Argus uses libpcap and it has been ported to virtually every Unix platform, OpenWRT and on Win32 using Cygwin.

Argus/Ra 3.0.8 Installation Instructions

The Argus/Ra packages installed when using apt-get install are the old 2.0.6 versions, which may have problems with filter-expressions.

In order to build Argus/Ra 3.0.8 on your UNIX machine follow these commands/steps:

NOTE: If you already have a different version of argus/ra installed (e.g., if you installed v2.0.6 using apt-get install), you’ll likely need to rename/remove the “/etc/ra.conf” file or else you’ll get a syntax error when trying to run ra. I just renamed it using the following command (to keep a backup just in case):

  • cd /etc/
  • mv ra.conf ra.conf.bak

Usage Instructions

Argus is set up as a client server relationship. Running the argus command runs the server. It will retrieve that packets from the network interface. Then argus assembles this information into binary data. Thus it is not human readable when just running the argus command. One needs an argus client in order to analyze it.

There are a few clients for argus, but the most common is ra. It reads the output steam and prints the binary records to stdout in ASCII. Then this information can be used for incident analysis and intrusion research

A typical use for argus would be to run it as a daemon and have it write the reports to an output file:

argus -d -e ‘hostname‘ -w output-file

Argus supports filtering. One can specify to include or exclude certain ports in the report. Below is an example of filtering out ICMP traffic:

argus -w output-file - ip and not icmp
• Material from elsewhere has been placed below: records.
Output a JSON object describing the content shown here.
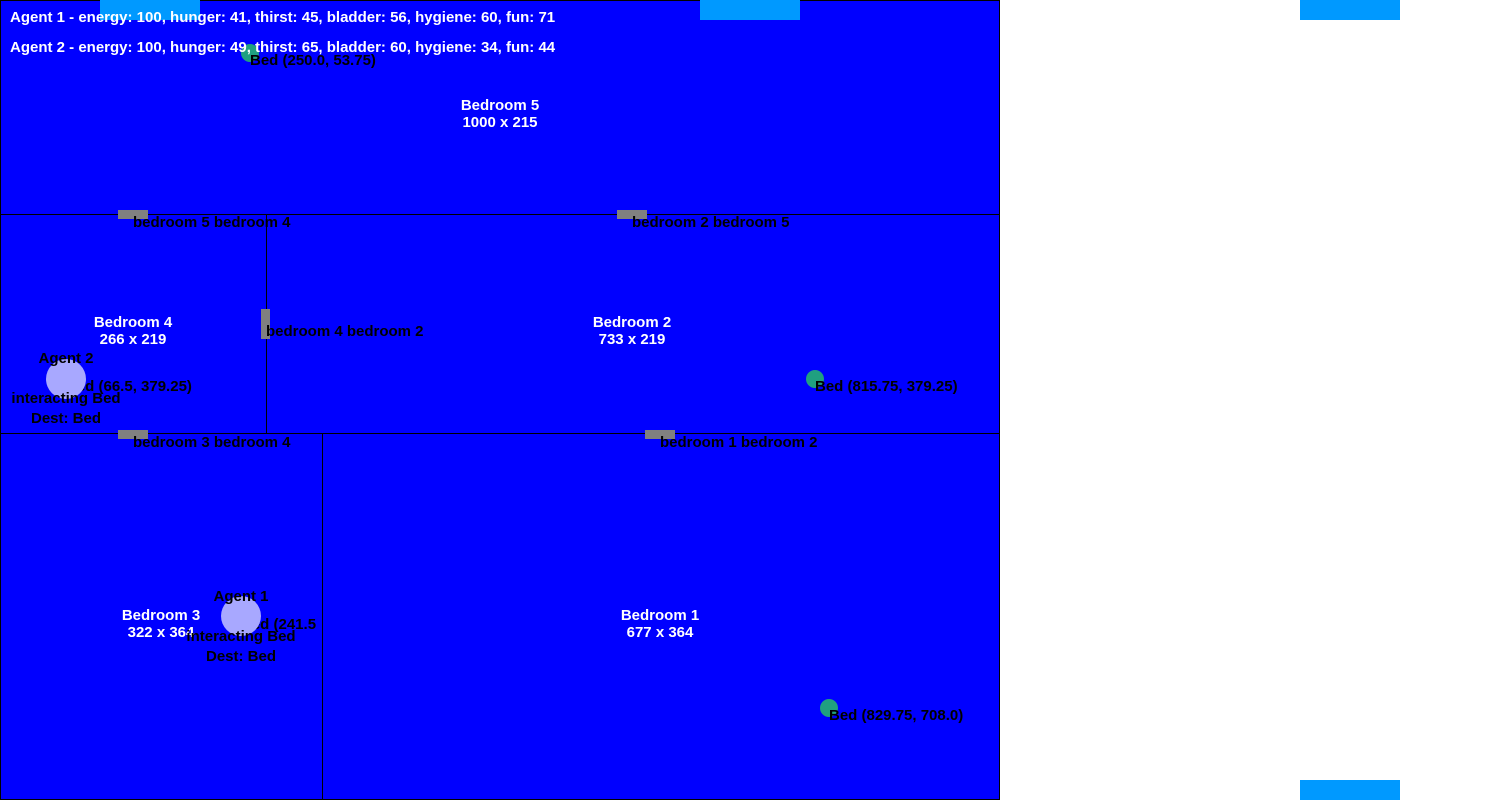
{
  "status": {
    "agent1": "Agent 1 - energy: 100, hunger: 41, thirst: 45, bladder: 56, hygiene: 60, fun: 71",
    "agent2": "Agent 2 - energy: 100, hunger: 49, thirst: 65, bladder: 60, hygiene: 34, fun: 44"
  },
  "rooms": {
    "bedroom5": {
      "name": "Bedroom 5",
      "size": "1000 x 215"
    },
    "bedroom4": {
      "name": "Bedroom 4",
      "size": "266 x 219"
    },
    "bedroom2": {
      "name": "Bedroom 2",
      "size": "733 x 219"
    },
    "bedroom3": {
      "name": "Bedroom 3",
      "size": "322 x 364"
    },
    "bedroom1": {
      "name": "Bedroom 1",
      "size": "677 x 364"
    }
  },
  "doors": {
    "d54": "bedroom 5 bedroom 4",
    "d25": "bedroom 2 bedroom 5",
    "d42": "bedroom 4 bedroom 2",
    "d34": "bedroom 3 bedroom 4",
    "d12": "bedroom 1 bedroom 2"
  },
  "objects": {
    "bed5": "Bed (250.0, 53.75)",
    "bed4": "Bed (66.5, 379.25)",
    "bed2": "Bed (815.75, 379.25)",
    "bed3": "Bed (241.5",
    "bed1": "Bed (829.75, 708.0)"
  },
  "agents": {
    "agent1": {
      "name": "Agent 1",
      "action": "interacting Bed",
      "dest": "Dest: Bed"
    },
    "agent2": {
      "name": "Agent 2",
      "action": "interacting Bed",
      "dest": "Dest: Bed"
    }
  },
  "colors": {
    "room": "#0000ff",
    "door": "#808080",
    "bed": "#20a080",
    "agent": "#a8a8ff",
    "marker": "#0099ff"
  }
}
When using ra to get valuable data out, one can filter the argus data even further. Below is an example of reporting only the TCP transactions:

ra -r - tcp

See Also